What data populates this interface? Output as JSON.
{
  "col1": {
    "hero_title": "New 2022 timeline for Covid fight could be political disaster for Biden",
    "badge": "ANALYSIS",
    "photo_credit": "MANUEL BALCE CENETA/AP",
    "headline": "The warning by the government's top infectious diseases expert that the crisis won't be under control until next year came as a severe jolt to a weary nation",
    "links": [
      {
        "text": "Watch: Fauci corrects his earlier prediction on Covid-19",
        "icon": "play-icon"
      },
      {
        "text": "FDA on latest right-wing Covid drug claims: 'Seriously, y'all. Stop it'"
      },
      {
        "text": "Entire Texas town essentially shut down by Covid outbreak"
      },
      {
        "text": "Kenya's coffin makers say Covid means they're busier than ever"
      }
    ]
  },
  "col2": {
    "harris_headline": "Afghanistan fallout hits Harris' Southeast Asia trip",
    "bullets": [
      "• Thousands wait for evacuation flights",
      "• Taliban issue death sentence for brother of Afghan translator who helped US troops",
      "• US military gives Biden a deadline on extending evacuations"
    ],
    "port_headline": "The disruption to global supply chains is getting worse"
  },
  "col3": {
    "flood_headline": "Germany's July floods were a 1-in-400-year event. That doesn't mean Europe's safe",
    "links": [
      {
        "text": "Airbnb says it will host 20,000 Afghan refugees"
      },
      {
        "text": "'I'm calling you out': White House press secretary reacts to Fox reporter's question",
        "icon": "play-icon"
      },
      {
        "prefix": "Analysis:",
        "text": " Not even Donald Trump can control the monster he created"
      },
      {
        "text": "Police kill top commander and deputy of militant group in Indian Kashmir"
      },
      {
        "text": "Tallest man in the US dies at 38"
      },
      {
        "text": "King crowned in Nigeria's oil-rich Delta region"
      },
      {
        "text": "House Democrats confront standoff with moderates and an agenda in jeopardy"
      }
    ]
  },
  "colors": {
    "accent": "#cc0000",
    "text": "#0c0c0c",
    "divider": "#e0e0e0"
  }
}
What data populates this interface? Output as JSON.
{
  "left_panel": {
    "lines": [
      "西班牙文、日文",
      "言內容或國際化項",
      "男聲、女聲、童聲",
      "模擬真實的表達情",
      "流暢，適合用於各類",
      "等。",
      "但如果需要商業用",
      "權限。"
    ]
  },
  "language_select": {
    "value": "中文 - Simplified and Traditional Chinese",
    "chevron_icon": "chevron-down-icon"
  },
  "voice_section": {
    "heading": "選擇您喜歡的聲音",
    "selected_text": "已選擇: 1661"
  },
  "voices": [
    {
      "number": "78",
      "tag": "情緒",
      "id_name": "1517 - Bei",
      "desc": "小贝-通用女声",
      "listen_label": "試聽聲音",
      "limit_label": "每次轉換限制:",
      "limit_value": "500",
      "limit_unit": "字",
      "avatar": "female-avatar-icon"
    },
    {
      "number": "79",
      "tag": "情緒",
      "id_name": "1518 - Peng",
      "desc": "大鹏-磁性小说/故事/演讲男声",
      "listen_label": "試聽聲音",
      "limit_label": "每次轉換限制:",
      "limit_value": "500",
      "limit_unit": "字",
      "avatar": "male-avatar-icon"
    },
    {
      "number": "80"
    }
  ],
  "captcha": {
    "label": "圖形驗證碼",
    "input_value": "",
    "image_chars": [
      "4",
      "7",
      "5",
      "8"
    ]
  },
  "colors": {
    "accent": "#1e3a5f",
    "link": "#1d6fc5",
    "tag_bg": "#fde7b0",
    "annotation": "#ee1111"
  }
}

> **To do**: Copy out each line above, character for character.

> **Exercise output**:
What data populates this interface? Output as JSON.
{
  "col1": {
    "hero_title": "New 2022 timeline for Covid fight could be political disaster for Biden",
    "badge": "ANALYSIS",
    "photo_credit": "MANUEL BALCE CENETA/AP",
    "headline": "The warning by the government's top infectious diseases expert that the crisis won't be under control until next year came as a severe jolt to a weary nation",
    "links": [
      {
        "text": "Watch: Fauci corrects his earlier prediction on Covid-19",
        "icon": "play-icon"
      },
      {
        "text": "FDA on latest right-wing Covid drug claims: 'Seriously, y'all. Stop it'"
      },
      {
        "text": "Entire Texas town essentially shut down by Covid outbreak"
      },
      {
        "text": "Kenya's coffin makers say Covid means they're busier than ever"
      }
    ]
  },
  "col2": {
    "harris_headline": "Afghanistan fallout hits Harris' Southeast Asia trip",
    "bullets": [
      "• Thousands wait for evacuation flights",
      "• Taliban issue death sentence for brother of Afghan translator who helped US troops",
      "• US military gives Biden a deadline on extending evacuations"
    ],
    "port_headline": "The disruption to global supply chains is getting worse"
  },
  "col3": {
    "flood_headline": "Germany's July floods were a 1-in-400-year event. That doesn't mean Europe's safe",
    "links": [
      {
        "text": "Airbnb says it will host 20,000 Afghan refugees"
      },
      {
        "text": "'I'm calling you out': White House press secretary reacts to Fox reporter's question",
        "icon": "play-icon"
      },
      {
        "prefix": "Analysis:",
        "text": " Not even Donald Trump can control the monster he created"
      },
      {
        "text": "Police kill top commander and deputy of militant group in Indian Kashmir"
      },
      {
        "text": "Tallest man in the US dies at 38"
      },
      {
        "text": "King crowned in Nigeria's oil-rich Delta region"
      },
      {
        "text": "House Democrats confront standoff with moderates and an agenda in jeopardy"
      }
    ]
  },
  "colors": {
    "accent": "#cc0000",
    "text": "#0c0c0c",
    "divider": "#e0e0e0"
  }
}
What data populates this interface? Output as JSON.
{
  "left_panel": {
    "lines": [
      "西班牙文、日文",
      "言內容或國際化項",
      "男聲、女聲、童聲",
      "模擬真實的表達情",
      "流暢，適合用於各類",
      "等。",
      "但如果需要商業用",
      "權限。"
    ]
  },
  "language_select": {
    "value": "中文 - Simplified and Traditional Chinese",
    "chevron_icon": "chevron-down-icon"
  },
  "voice_section": {
    "heading": "選擇您喜歡的聲音",
    "selected_text": "已選擇: 1661"
  },
  "voices": [
    {
      "number": "78",
      "tag": "情緒",
      "id_name": "1517 - Bei",
      "desc": "小贝-通用女声",
      "listen_label": "試聽聲音",
      "limit_label": "每次轉換限制:",
      "limit_value": "500",
      "limit_unit": "字",
      "avatar": "female-avatar-icon"
    },
    {
      "number": "79",
      "tag": "情緒",
      "id_name": "1518 - Peng",
      "desc": "大鹏-磁性小说/故事/演讲男声",
      "listen_label": "試聽聲音",
      "limit_label": "每次轉換限制:",
      "limit_value": "500",
      "limit_unit": "字",
      "avatar": "male-avatar-icon"
    },
    {
      "number": "80"
    }
  ],
  "captcha": {
    "label": "圖形驗證碼",
    "input_value": "",
    "image_chars": [
      "4",
      "7",
      "5",
      "8"
    ]
  },
  "colors": {
    "accent": "#1e3a5f",
    "link": "#1d6fc5",
    "tag_bg": "#fde7b0",
    "annotation": "#ee1111"
  }
}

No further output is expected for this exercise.